> **What the task asks**: Restate all of the entries exactly, dropping any pictures they hold.

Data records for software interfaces
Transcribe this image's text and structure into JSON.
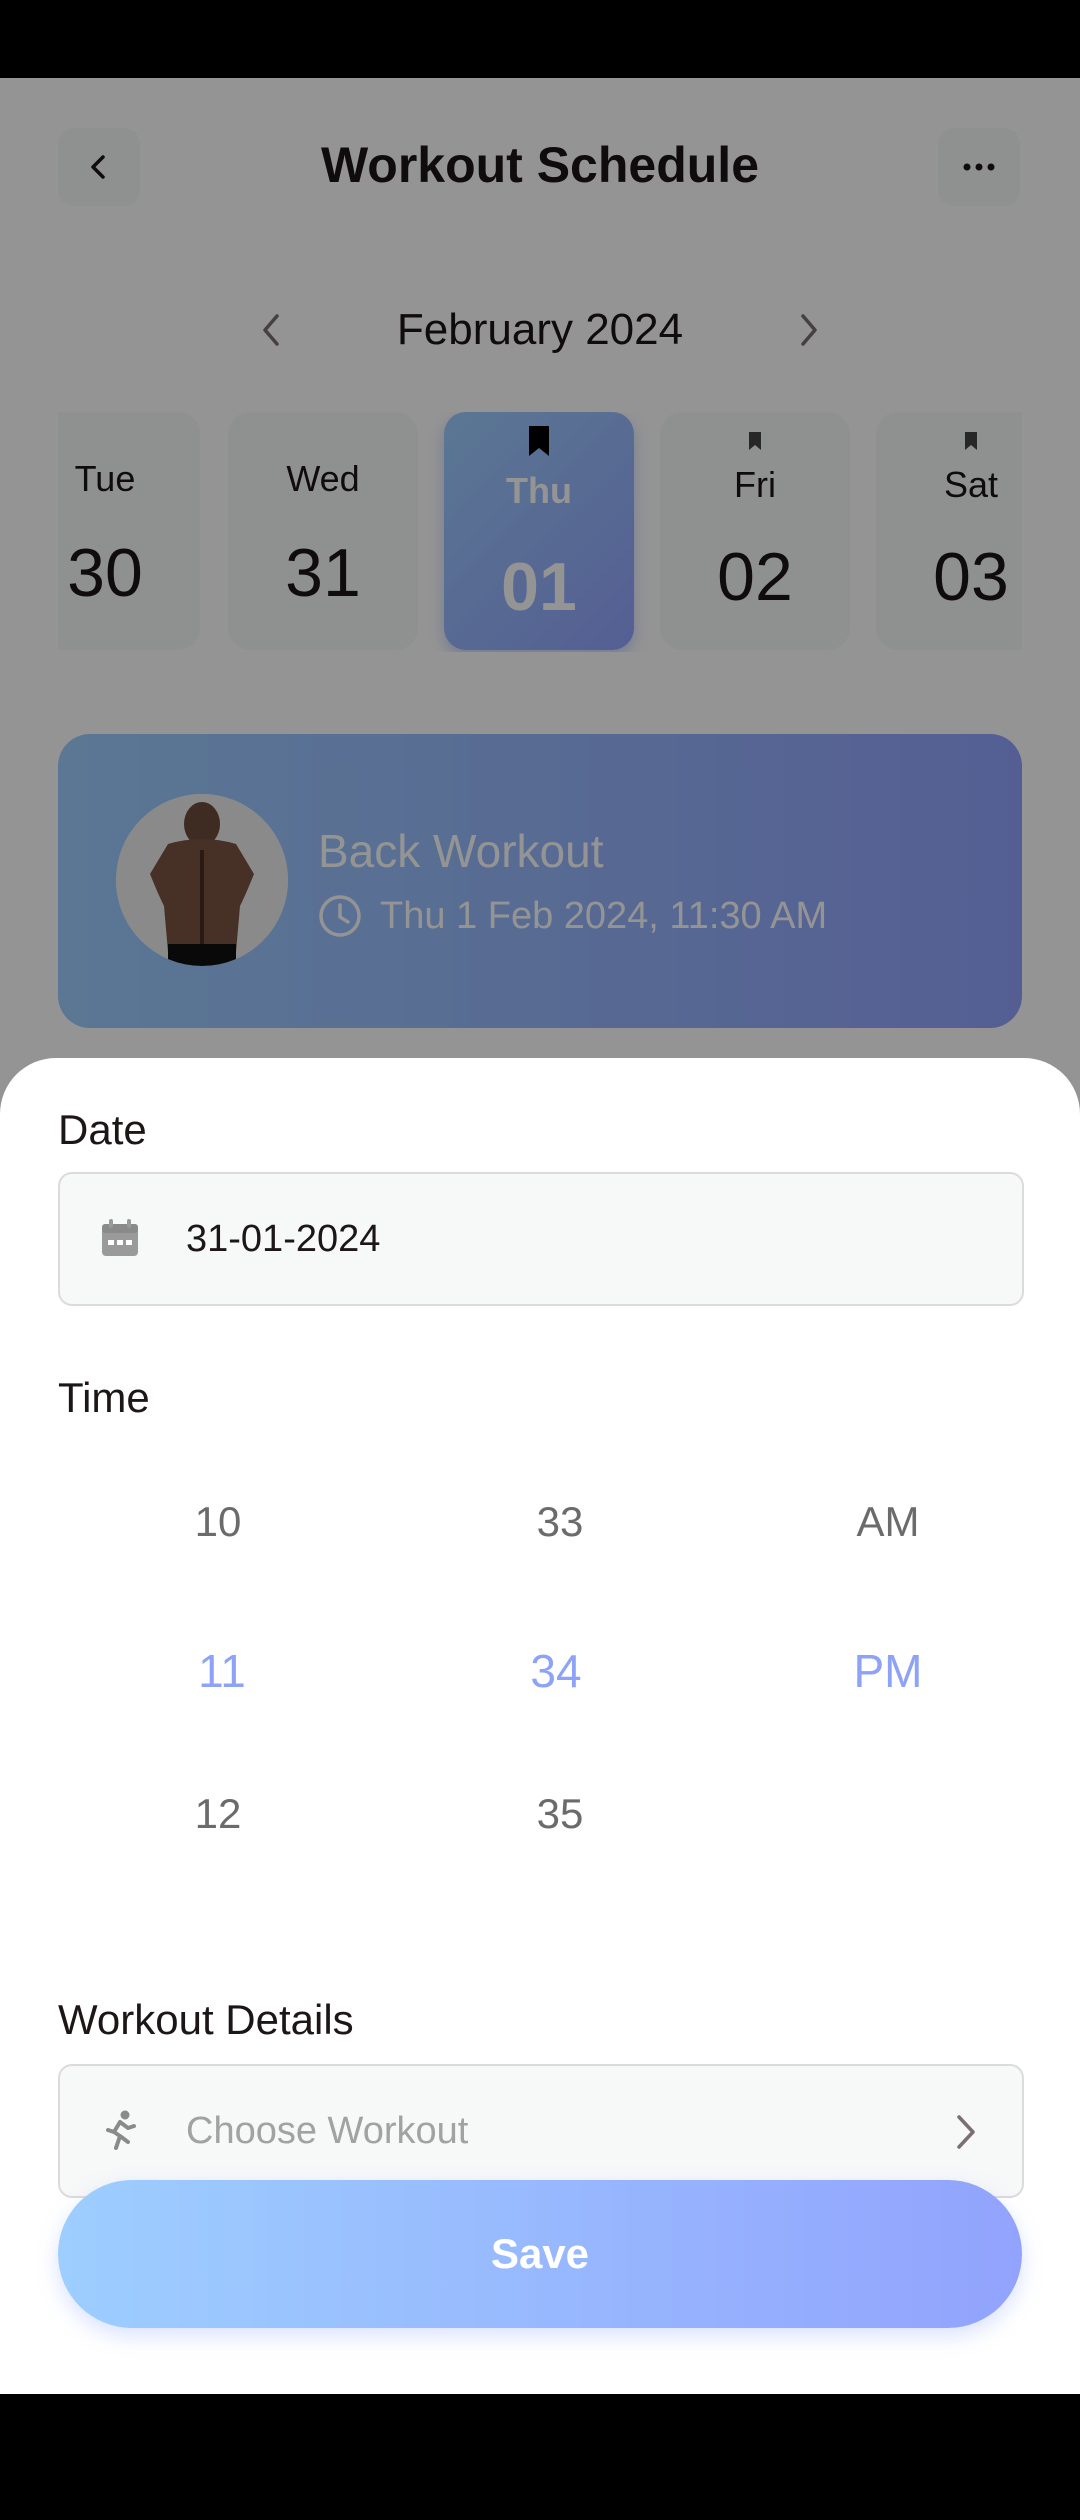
{
  "header": {
    "title": "Workout Schedule"
  },
  "calendar": {
    "month": "February 2024",
    "days": [
      {
        "name": "Tue",
        "num": "30"
      },
      {
        "name": "Wed",
        "num": "31"
      },
      {
        "name": "Thu",
        "num": "01"
      },
      {
        "name": "Fri",
        "num": "02"
      },
      {
        "name": "Sat",
        "num": "03"
      }
    ]
  },
  "workout_card": {
    "name": "Back Workout",
    "time": "Thu 1 Feb 2024, 11:30 AM"
  },
  "sheet": {
    "date_label": "Date",
    "date_value": "31-01-2024",
    "time_label": "Time",
    "hours": [
      "10",
      "11",
      "12"
    ],
    "minutes": [
      "33",
      "34",
      "35"
    ],
    "periods": [
      "AM",
      "PM"
    ],
    "details_label": "Workout Details",
    "workout_placeholder": "Choose Workout",
    "save_label": "Save"
  },
  "colors": {
    "accent_start": "#9dceff",
    "accent_end": "#92a3fd",
    "selected_text": "#8ea2f7"
  }
}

> **Answer box**:
Transcribe this image's text and structure into JSON.
{
  "header": {
    "title": "Workout Schedule"
  },
  "calendar": {
    "month": "February 2024",
    "days": [
      {
        "name": "Tue",
        "num": "30"
      },
      {
        "name": "Wed",
        "num": "31"
      },
      {
        "name": "Thu",
        "num": "01"
      },
      {
        "name": "Fri",
        "num": "02"
      },
      {
        "name": "Sat",
        "num": "03"
      }
    ]
  },
  "workout_card": {
    "name": "Back Workout",
    "time": "Thu 1 Feb 2024, 11:30 AM"
  },
  "sheet": {
    "date_label": "Date",
    "date_value": "31-01-2024",
    "time_label": "Time",
    "hours": [
      "10",
      "11",
      "12"
    ],
    "minutes": [
      "33",
      "34",
      "35"
    ],
    "periods": [
      "AM",
      "PM"
    ],
    "details_label": "Workout Details",
    "workout_placeholder": "Choose Workout",
    "save_label": "Save"
  },
  "colors": {
    "accent_start": "#9dceff",
    "accent_end": "#92a3fd",
    "selected_text": "#8ea2f7"
  }
}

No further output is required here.